Where does the string "pizza" occur in the records? Copy each line that holds it.
Segment Start: Data to use
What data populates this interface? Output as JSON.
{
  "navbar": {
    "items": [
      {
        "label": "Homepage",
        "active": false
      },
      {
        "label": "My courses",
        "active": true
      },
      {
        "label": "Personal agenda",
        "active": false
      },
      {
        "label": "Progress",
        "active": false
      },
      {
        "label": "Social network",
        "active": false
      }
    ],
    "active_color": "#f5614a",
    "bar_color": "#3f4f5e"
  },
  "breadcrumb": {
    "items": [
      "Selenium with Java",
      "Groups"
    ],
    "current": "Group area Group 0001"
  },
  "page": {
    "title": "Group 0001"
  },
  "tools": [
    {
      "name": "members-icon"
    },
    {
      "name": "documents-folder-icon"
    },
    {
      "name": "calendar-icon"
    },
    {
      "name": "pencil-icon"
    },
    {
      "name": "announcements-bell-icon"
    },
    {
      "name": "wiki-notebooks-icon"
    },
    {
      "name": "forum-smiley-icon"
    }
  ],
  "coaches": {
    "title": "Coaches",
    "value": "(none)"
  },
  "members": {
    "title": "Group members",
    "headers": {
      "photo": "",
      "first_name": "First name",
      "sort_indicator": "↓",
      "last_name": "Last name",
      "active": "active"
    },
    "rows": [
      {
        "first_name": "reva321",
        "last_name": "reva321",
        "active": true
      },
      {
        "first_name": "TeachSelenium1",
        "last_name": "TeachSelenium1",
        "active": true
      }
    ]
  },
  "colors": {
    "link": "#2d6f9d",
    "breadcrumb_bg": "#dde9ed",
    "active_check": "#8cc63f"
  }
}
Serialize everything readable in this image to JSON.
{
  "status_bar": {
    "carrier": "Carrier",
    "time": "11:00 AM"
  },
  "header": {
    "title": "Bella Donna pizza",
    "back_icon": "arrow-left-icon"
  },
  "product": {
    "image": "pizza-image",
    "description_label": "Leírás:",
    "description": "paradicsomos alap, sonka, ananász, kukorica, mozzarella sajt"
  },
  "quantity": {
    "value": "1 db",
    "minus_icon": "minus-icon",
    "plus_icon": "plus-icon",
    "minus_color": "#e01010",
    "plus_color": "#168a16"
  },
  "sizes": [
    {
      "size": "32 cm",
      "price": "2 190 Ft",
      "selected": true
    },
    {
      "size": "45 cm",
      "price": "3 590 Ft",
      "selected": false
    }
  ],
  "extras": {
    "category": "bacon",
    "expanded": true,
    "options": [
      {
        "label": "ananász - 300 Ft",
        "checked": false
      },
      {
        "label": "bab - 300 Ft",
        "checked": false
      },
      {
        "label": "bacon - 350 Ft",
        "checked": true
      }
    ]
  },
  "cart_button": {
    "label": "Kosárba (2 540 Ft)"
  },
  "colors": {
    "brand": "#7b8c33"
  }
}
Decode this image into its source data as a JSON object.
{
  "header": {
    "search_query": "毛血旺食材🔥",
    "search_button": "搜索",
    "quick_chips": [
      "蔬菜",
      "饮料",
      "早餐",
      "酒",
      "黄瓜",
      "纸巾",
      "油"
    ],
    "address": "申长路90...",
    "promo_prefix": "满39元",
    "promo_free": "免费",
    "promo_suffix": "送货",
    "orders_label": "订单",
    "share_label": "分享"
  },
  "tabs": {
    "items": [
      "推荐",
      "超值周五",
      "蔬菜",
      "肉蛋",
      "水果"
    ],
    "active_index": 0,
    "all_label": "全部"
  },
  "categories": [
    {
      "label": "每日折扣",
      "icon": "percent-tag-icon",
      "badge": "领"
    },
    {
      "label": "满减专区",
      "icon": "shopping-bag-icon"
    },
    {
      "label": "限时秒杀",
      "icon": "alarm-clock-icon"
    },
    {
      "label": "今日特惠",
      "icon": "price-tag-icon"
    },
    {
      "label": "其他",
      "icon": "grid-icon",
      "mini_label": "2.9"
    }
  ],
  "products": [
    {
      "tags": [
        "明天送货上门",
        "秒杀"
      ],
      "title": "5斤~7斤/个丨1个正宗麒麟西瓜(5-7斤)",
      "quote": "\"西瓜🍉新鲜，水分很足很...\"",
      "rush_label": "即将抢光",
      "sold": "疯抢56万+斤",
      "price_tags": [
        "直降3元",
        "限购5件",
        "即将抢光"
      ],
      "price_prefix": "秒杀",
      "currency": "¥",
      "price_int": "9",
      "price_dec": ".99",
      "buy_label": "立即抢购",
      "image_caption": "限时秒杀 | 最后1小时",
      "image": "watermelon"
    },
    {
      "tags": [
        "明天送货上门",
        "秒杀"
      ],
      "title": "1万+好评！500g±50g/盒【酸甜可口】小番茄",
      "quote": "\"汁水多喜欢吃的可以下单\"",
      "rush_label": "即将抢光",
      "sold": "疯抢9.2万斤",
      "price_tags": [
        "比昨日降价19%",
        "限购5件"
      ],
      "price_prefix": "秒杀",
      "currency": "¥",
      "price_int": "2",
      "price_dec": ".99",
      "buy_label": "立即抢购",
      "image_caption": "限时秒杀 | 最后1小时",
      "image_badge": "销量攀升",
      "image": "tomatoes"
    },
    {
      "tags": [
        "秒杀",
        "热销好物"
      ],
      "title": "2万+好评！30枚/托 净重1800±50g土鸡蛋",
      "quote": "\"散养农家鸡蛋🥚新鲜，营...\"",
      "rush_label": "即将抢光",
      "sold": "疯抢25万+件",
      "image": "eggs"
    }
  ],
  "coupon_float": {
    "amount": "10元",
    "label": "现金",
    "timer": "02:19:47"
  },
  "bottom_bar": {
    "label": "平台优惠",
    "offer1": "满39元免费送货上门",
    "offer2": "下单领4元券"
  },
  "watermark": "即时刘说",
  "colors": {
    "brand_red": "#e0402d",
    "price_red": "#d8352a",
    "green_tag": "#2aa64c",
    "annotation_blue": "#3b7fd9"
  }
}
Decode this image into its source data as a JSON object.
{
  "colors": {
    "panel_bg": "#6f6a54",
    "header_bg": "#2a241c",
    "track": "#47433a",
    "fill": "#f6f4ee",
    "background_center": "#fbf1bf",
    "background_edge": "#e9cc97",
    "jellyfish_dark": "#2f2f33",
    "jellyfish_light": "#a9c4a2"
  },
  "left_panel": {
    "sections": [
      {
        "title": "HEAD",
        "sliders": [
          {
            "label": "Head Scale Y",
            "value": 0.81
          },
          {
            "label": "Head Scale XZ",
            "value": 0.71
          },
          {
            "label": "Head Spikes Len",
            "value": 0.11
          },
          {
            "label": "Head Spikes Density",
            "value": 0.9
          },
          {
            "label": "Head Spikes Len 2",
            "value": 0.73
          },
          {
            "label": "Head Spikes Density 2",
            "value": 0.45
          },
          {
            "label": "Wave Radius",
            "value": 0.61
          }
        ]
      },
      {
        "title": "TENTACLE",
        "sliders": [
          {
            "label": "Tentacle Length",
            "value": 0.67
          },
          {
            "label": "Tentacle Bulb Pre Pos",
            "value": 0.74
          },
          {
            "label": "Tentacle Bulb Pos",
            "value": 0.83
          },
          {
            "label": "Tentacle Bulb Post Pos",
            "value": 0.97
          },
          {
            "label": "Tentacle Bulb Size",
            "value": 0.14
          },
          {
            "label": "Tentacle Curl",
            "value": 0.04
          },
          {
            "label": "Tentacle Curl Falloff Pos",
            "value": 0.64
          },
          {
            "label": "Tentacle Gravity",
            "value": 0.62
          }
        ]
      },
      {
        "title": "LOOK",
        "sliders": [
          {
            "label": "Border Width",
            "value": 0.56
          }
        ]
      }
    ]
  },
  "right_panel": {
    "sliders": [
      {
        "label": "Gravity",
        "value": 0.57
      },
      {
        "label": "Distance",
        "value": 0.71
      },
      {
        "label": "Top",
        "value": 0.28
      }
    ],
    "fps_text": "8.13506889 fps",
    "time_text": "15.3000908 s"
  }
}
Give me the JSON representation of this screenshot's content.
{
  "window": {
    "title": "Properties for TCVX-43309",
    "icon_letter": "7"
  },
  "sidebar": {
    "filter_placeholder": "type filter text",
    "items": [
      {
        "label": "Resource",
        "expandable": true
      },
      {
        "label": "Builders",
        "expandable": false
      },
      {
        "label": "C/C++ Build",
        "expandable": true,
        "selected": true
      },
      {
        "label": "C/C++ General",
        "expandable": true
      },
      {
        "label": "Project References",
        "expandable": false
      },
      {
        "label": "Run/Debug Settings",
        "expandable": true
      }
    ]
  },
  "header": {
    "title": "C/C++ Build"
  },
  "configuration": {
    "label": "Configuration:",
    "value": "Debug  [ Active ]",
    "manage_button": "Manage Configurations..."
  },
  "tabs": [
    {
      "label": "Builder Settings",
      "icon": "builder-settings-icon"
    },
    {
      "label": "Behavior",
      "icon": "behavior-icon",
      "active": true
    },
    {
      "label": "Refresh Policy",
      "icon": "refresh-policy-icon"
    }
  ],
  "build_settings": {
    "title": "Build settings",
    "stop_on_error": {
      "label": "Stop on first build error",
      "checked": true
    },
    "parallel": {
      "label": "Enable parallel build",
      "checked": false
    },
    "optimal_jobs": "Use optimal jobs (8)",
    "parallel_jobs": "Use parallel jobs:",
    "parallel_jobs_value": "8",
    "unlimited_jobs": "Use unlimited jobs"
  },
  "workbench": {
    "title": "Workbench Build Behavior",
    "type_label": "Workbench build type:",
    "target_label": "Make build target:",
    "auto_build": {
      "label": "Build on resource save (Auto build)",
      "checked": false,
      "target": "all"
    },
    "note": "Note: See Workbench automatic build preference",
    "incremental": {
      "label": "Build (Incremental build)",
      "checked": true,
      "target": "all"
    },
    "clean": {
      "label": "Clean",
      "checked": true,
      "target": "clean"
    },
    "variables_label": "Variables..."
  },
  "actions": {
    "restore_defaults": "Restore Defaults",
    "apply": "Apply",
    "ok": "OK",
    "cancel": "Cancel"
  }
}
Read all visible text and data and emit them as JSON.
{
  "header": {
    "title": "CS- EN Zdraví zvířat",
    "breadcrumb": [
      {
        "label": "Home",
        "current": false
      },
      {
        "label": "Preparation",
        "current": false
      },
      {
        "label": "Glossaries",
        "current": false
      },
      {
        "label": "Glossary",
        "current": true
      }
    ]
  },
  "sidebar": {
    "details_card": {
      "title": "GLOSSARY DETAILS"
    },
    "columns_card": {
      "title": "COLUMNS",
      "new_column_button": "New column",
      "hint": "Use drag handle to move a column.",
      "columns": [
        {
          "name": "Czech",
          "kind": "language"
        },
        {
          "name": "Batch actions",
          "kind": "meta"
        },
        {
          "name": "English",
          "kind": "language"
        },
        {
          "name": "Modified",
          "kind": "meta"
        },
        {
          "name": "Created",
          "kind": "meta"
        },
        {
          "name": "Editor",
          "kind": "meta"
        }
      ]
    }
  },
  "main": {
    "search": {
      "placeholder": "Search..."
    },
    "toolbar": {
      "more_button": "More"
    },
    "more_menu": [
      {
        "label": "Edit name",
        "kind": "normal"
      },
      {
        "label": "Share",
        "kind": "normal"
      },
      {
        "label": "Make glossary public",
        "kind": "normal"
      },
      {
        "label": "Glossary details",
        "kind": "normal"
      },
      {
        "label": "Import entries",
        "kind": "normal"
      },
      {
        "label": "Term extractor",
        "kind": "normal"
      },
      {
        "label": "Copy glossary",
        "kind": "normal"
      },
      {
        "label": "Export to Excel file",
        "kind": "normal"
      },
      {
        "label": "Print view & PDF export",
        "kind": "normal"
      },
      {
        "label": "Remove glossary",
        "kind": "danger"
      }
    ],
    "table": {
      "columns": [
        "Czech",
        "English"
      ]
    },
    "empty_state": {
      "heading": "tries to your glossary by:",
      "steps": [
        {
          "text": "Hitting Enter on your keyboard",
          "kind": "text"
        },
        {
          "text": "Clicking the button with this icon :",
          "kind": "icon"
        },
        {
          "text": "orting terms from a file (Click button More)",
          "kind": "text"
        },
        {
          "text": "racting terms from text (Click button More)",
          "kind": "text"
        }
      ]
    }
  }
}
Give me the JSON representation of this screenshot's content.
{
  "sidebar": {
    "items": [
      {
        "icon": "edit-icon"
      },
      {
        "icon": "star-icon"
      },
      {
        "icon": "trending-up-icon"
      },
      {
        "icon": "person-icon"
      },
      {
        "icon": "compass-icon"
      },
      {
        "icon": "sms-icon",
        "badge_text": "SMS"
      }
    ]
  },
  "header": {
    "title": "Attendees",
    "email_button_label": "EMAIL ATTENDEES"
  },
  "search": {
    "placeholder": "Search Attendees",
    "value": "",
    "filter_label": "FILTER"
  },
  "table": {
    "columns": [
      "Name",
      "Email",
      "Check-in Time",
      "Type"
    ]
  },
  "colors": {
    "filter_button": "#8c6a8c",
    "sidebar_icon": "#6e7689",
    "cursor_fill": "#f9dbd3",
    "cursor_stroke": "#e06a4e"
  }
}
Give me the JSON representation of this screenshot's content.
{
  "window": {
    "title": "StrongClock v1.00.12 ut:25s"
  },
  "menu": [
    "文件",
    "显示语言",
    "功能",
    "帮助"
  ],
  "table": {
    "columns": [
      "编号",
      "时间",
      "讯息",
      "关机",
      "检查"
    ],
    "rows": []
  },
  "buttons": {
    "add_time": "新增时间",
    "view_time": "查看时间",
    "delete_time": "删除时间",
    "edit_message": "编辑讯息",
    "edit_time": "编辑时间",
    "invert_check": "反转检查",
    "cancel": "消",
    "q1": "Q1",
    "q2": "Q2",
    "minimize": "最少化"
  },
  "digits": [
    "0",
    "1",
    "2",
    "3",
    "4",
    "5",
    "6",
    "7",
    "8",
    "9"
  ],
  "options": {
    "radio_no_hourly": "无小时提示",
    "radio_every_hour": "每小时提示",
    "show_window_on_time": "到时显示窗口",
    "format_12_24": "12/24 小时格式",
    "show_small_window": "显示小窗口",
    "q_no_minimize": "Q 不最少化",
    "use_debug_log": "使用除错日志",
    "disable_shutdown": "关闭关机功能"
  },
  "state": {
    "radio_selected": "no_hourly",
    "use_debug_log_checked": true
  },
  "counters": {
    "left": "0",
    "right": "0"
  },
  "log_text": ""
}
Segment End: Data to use
◆ Solution below:
    "title": "Bella Donna pizza",
    "image": "pizza-image",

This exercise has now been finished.